> Problem description:
State, as a bare number, how many lines below contain "file".

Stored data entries
_____

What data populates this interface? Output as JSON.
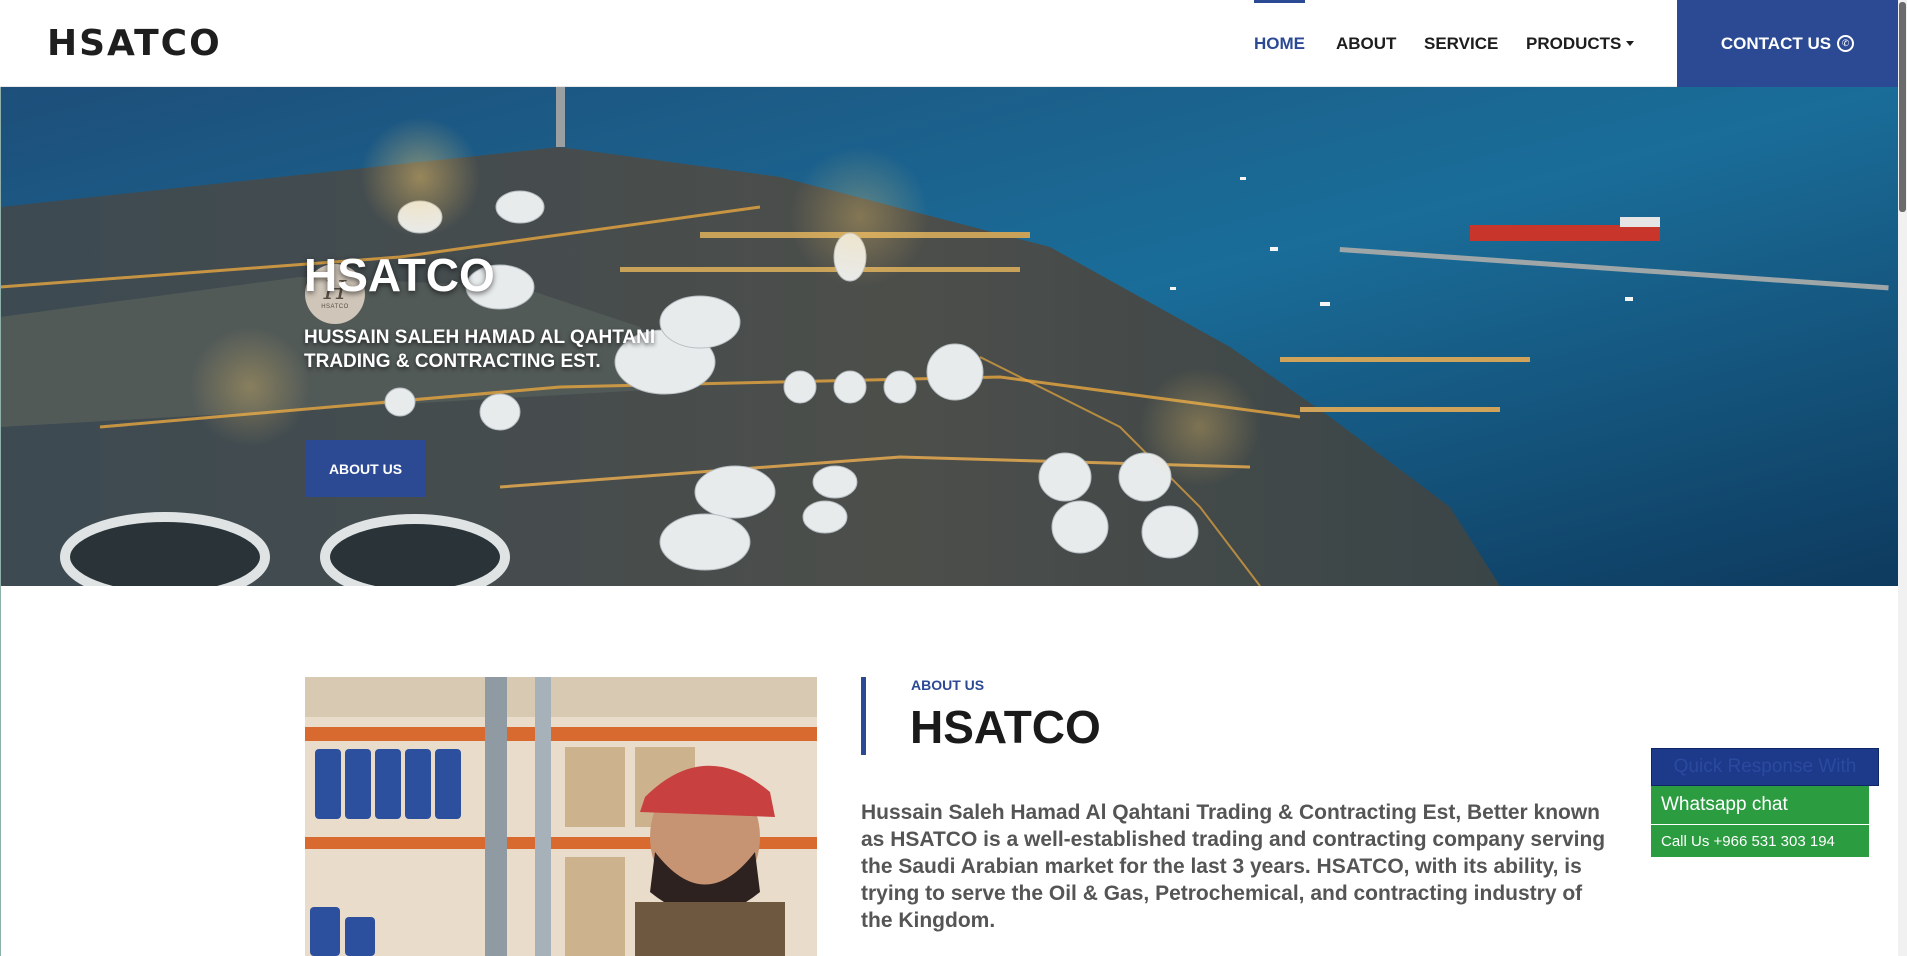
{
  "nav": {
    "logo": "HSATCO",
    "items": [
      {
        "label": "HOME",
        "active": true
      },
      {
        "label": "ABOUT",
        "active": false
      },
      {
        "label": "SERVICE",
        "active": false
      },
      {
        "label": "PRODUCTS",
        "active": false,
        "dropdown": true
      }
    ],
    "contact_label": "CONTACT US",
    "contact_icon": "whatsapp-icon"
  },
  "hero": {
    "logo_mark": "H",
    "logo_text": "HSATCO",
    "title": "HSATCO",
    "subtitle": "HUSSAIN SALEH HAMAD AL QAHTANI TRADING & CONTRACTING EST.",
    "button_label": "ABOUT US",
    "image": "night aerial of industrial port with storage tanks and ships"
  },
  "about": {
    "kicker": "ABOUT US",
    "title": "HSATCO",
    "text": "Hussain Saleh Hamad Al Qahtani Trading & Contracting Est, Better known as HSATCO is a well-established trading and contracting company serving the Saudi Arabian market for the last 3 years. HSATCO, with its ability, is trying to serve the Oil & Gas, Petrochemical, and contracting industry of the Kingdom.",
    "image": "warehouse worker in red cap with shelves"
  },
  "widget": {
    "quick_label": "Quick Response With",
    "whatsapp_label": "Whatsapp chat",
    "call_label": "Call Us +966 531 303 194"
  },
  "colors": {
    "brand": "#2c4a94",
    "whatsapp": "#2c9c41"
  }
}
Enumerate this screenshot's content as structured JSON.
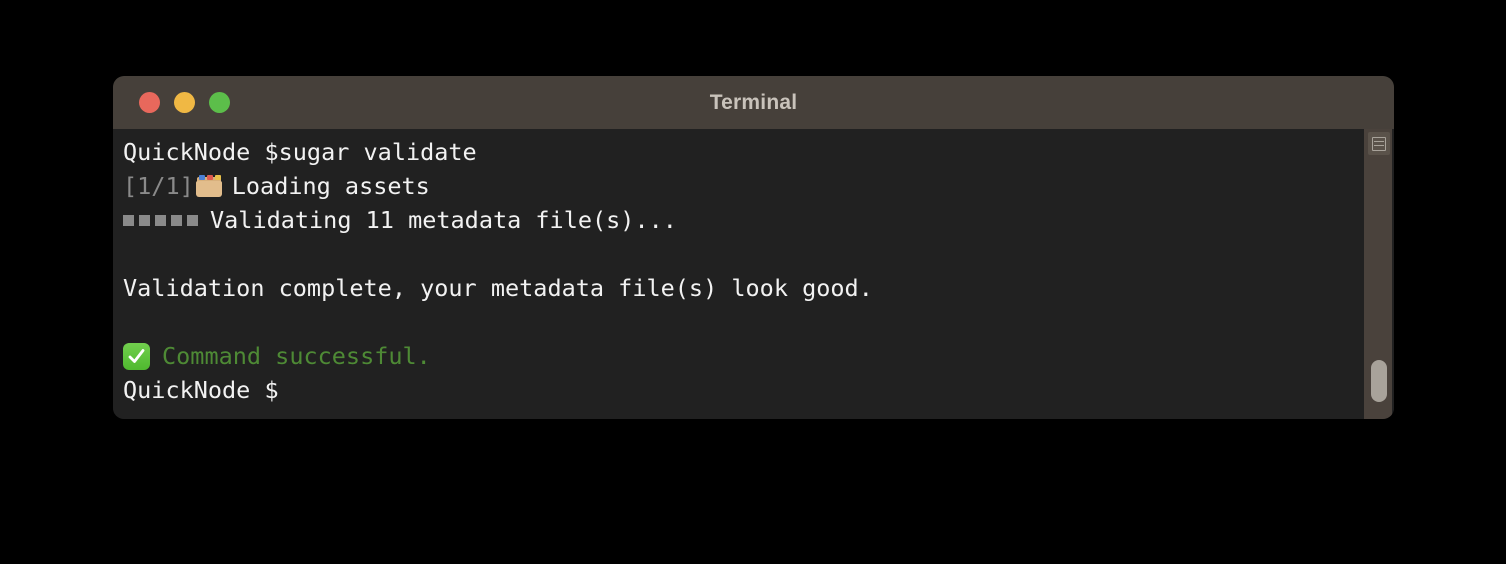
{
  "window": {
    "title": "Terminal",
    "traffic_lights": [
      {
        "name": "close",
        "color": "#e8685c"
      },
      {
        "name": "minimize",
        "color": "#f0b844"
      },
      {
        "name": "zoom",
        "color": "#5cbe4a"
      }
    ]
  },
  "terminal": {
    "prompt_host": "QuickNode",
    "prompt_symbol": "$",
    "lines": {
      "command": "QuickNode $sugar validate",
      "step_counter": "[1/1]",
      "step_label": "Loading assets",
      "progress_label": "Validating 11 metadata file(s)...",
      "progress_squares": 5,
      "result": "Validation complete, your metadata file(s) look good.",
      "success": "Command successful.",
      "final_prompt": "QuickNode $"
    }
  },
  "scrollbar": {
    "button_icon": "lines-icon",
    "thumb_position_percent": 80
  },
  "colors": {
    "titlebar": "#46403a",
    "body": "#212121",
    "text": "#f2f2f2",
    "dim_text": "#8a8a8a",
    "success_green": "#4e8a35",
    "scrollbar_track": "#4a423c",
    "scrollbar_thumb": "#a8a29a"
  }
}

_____

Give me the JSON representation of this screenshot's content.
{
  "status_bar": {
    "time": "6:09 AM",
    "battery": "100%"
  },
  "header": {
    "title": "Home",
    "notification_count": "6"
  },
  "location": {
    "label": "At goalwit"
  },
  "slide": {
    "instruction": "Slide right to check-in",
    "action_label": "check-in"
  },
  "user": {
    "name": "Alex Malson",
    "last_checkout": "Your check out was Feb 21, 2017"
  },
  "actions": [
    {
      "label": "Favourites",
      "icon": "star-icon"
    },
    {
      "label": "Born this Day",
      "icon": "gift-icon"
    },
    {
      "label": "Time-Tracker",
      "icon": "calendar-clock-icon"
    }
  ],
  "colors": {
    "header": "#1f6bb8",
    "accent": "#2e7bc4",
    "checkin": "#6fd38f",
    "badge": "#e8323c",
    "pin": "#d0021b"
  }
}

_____

> Reply to the task:
2